'Antisemitism is not an opinion,' says German bishop

German Catholic Church aids pro-BDS group.

Storm clouds pass over a Roman Catholic church in Pittsburgh, Pennsylvania, U.S. August 14, 2018 (photo credit: REUTERS/JASON COHN)
Storm clouds pass over a Roman Catholic church in Pittsburgh, Pennsylvania, U.S. August 14, 2018
(photo credit: REUTERS/JASON COHN)

Bishop Ulrich Neymeyr – from the German city of Erfurt, in the state of Thuringia – declared on Saturday at a Catholic conference that “Antisemitism is not an opinion,” but did not comment on the Church’s support for a pro-BDS Catholic organization in the federal republic.

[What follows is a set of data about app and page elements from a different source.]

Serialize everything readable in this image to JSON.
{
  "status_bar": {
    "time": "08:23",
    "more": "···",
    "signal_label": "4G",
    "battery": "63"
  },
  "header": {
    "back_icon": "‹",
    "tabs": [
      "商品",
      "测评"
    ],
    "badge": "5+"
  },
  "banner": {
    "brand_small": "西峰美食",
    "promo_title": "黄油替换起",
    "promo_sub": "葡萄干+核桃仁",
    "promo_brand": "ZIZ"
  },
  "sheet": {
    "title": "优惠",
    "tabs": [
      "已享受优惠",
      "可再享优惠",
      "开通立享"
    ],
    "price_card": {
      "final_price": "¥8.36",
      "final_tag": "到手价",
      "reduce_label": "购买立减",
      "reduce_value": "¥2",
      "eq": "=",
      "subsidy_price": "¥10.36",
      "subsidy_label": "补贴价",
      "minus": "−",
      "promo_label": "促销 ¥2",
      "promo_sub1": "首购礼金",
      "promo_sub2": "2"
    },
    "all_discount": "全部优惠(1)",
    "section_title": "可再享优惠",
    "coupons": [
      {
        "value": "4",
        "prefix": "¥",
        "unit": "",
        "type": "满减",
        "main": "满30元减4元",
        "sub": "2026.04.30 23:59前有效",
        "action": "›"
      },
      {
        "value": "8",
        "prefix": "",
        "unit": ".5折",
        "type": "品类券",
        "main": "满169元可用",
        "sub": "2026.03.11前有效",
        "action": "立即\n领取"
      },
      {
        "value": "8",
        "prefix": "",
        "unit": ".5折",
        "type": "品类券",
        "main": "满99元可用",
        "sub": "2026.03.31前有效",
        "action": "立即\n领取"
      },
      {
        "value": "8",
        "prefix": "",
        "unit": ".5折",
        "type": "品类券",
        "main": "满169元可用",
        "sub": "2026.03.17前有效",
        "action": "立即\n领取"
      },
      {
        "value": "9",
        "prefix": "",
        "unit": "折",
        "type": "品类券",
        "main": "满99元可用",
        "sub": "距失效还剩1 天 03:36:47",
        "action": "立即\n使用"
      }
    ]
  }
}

Neymeyr, who is responsible for relations with Judaism within the German bishops’ conference, said  antisemitism is an “attack on the dignity of people,” according to a report on the German-language website of Vatican News.
The German bishop added that antisemitic statements are not views “protected by free speech... rather an attack on the fundamental value of our democracy.” He called for a joint voice to oppose antisemitism in this regard.
Neymeyr’s criticism of antisemitism raises questions about the German Catholic Church’s political and moral will to tackle the alleged antisemitism of Pax Christi, a left-wing Catholic organization that supports the Boycott, Divestment and Sanctions (BDS) campaign against Israel. The German Bundestag classified BDS as antisemitic in May. Criticism of Pax Christi’s alleged antisemitism has been ignored by the German Catholic Church over the years.
Pax Christi mounts campaigns against the Jewish state and uses the Catholic bank Pax-Bank eG, a German bank headquartered in Cologne, to raise funds for its anti-Israel activities, including calls for Europe to consider severing economic relations with the Jewish state. In June, the Cologne-based Bank for Social Economy closed the account of the pro-BDS group Jewish Voice for a Just Peace in the Middle East. The Central Council of Jews in Germany said Jewish Voice is an “antisemitic association” because of its BDS activity.
Pax Christi signed on a call in 2018 to the EU to “Stop funding Israeli arms companies.” The statement demands that the EU “immediately exclude all Israeli military and security companies from the EU framework programs, given that an analysis of past projects has shown that their participation in these programs inherently involves EU support for the development and legitimization of, and profiting from, technology and methodology used by Israel in the commission of war crimes and human rights violations.” A year prior, Pax Christi urged the EU to “consider suspending economic relations” with Israel.
According to NGO Monitor, a Jerusalem-based watchdog organization, “Pax Christi International was an active participant at the NGO Forum of the 2001 Durban Conference, which crystallized the strategy of delegitimizing Israel as ‘an apartheid regime’ through international isolation.”
NGO Monitor documented that in May 2014, Pax Christi Germany began targeting building materials company HeidelbergCement and called on them to “divest from its Israeli affiliate, Hanson Israel.”
“Pax falsely accused Israel of human rights violations and erroneously argued that conducting business with Israel amounts to furthering these alleged violations,” wrote NGO Monitor.
This was repeated in May 2018, when Pax Christi again launched a call for HeidelbergCement to “respect international law” and divest from Hanson Israel, noted NGO Monitor.
Pax Christi urged the German government in 2014 to impose sanctions on Israel by not providing defensive weapons and missile speedboats, saying that such a deal would “further arm Israeli apartheid,” wrote NGO Monitor.
Both Germany’s federal commissioner to combat antisemitism, Felix Klein, and his counterpart in the state of Hesse, Uwe Becker, favor banks not providing accounts to BDS groups. Strategic Affairs Minister Gilad Erdan previously told The Jerusalem Post by email: “I call on all German banks to cut their ties with any and all BDS organizations, and join the many German institutions and leaders who have united against the antisemitic boycott campaign.”